Traveling + wireless Internet access + brand-new laptop = an offline vacation
I’ve been on the road now for almost two weeks and I won’t be home for over another week. The Man of the Place is holding down the fort. And harvesting wheat. I’m writing now from Boston where my children and I landed after a whirlwind week of travel up the east coast, which culminated in a trip to Malone for the event celebrating the 75th publication of Farmer Boy.
If you haven’t yet walked the grounds of the farmhouse and barns in Burke, NY (the technical location), go. That’s all I have to say. Even though my day at the Almanzo Wilder farm was shared by hundreds of others, it never felt crowded. Amazingly, after a morning thunderstorm, the weather even cooperated and we had a lovely day of blue skies, warming sunshine and slight breezes. There is no other site in the world of Laura Ingalls Wilder that feels as pristine and untouched as the Farm. Ingalls Homestead comes close, but when you look around there, as lovely as it is, you know that everything you see was recently constructed. At the Farm, what you see is the actual structure that was there (albeit renovated).

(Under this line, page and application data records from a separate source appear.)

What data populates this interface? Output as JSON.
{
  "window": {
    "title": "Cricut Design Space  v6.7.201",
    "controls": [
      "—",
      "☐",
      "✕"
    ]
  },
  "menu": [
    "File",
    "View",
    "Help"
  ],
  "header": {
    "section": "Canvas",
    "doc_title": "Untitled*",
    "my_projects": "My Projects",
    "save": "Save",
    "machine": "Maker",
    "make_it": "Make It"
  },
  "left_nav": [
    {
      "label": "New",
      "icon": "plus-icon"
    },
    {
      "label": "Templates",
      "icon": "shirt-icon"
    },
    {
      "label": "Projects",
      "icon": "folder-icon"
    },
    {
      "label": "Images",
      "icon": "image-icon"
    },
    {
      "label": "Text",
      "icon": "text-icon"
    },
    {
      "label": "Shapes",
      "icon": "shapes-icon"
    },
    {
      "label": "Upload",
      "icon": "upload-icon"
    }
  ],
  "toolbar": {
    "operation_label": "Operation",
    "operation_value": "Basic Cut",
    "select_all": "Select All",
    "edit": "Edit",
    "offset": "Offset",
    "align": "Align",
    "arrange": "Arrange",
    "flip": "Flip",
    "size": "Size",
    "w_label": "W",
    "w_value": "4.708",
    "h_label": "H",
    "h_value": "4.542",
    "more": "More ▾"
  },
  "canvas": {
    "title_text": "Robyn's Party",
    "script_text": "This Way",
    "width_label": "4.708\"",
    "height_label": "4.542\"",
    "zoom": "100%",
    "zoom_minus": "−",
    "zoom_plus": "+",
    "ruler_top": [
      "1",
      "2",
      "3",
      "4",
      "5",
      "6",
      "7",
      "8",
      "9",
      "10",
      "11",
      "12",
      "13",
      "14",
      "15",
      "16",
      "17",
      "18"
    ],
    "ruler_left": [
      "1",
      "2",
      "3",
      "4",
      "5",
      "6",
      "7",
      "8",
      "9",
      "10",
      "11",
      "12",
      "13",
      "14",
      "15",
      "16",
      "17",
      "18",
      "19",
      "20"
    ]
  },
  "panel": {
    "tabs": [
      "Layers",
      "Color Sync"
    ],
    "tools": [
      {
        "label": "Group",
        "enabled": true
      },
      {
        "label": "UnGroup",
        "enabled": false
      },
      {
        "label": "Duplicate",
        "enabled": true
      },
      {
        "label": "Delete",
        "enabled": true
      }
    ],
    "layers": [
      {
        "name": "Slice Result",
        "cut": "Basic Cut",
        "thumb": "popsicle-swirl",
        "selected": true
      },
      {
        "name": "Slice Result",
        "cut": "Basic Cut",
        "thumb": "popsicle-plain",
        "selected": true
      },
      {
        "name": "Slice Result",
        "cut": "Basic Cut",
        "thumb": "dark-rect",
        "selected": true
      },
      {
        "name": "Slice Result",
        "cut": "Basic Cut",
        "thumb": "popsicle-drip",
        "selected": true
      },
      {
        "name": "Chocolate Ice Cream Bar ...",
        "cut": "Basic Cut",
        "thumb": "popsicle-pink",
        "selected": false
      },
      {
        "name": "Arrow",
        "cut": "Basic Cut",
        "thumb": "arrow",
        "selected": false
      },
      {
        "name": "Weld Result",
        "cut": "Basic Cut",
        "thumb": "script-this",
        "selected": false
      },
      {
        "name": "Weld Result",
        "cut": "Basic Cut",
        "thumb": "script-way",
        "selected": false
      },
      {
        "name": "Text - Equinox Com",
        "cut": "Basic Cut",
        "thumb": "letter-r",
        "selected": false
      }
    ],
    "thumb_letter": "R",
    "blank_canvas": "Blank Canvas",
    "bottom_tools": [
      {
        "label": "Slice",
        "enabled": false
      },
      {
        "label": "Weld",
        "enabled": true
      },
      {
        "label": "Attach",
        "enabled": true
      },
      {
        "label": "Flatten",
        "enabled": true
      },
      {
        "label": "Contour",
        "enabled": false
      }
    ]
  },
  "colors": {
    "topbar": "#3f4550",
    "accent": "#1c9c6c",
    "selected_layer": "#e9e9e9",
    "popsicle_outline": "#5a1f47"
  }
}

Speaking of renovation, I had a lovely long talk with the Farm’s archivist, Betty Menke. From the moment of sale of the Farm to the Laura and Almanzo Wilder Association in the late 1980s, the renovation process was meticulous and well documented, particularly with photographs. The association hired a consulting company versed in historical preservation before they changed as much as one shingle. The space between then and the completion of renovations in the late 90s is a testament of patience and professionalism, where no step was taken without a solid plan behind it. As William Anderson and so many others have said, “They did it right.”
I’ll post more on Malone in the coming weeks. I’m officially back and blogging now, so tell your friends. And thank you for your patience.